There are other reasons for the test shortage as well. One of these is the attempt to return to normal. The mandates for vaccination and/or testing by many companies around the country have also driven an uptick in demand for tests. Steve Berman predicted this way back in September of 2021.
The problem was compounded by the fact that some manufacturers of COVID tests decreased production over the past few months as the pandemic seemed to be ending. NPR reports that some companies even destroyed inventory and laid off workers. Those companies are now struggling to ramp up production once again but some of the raw materials require as many as 12 weeks of lead time thanks to the supply chain problems.
On top of all that, some of the tests that have already been manufactured are not going to good use. Last week, Florida Agriculture Commissioner Nikki Fried, a Democrat who is challenging Gov. Ron DeSantis, revealed last week that a large number of the test kits allotted to Florida had expired. After initially denying the allegation, the DeSantis Administration admitted that between “800,000 and a million test kits” had expired. Florida claims that the expired kits resulted from the fall lull between Delta and Omicron as well as the Biden Administration’s failure to extend the expiration date on the test kits, something that it did earlier.
Regardless of where you pin the blame, that’s a lot of wasted kits at a time when people are frantically searching for tests. People are so frantic that they are turning to black market tests that are sometimes counterfeit. To avoid counterfeit tests, make sure you only get your home tests from reputable retailers and check the FDA’s website for a list of authorized home tests as well as a list of fraudulent tests.
Some have blamed President Biden for the shortage of test kits. The truth is that the claim is at least sort of true. Biden’s various mandates have contributed to the demand for tests, but if we are to be honest, a lot of companies would be mandating vaccines and/or tests even without Biden’s initiatives. Could Biden have bypassed the normal bid process for government contracts or invoked the Defense Production Act? Possibly, but few seem to have anticipated the rapid emergence and spread of Omicron.
The shortage of tests seems to be a conflux of a rapidly changing medical situation paired with lingering supply problems. More tests are coming, but by the time they arrive, they might no longer be needed as the Omicron wave eventually breaks and declines.
There is an irony in the fact that tests are once again a problem two years after the onset of the pandemic. The current problems are very different from the testing problems that the US experienced early in the pandemic after first-generation tests suffered from design flaws and manufacturing contamination, but the situation nevertheless reflects poorly on a Biden Administration that had campaigned on a more competent approach to the pandemic.
By the way, my tests, both of them, showed me to be negative for COVID. I may have a bad cold but at least for now, I’m COVID-free.

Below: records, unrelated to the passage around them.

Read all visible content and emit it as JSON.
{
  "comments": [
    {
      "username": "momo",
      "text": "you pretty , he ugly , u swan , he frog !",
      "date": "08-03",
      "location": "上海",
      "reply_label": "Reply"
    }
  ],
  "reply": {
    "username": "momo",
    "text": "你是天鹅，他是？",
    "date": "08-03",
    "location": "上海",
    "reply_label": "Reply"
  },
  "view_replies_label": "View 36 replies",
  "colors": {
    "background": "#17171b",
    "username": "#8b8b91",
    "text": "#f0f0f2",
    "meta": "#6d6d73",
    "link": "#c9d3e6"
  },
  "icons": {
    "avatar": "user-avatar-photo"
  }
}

The First TV contributor network is a place for vibrant thought and ideas. Opinions expressed here do not necessarily reflect those of The First or The First TV. We want to foster dialogue, create conversation, and debate ideas. See something you like or don’t like? Reach out to the author or to us at email@example.com.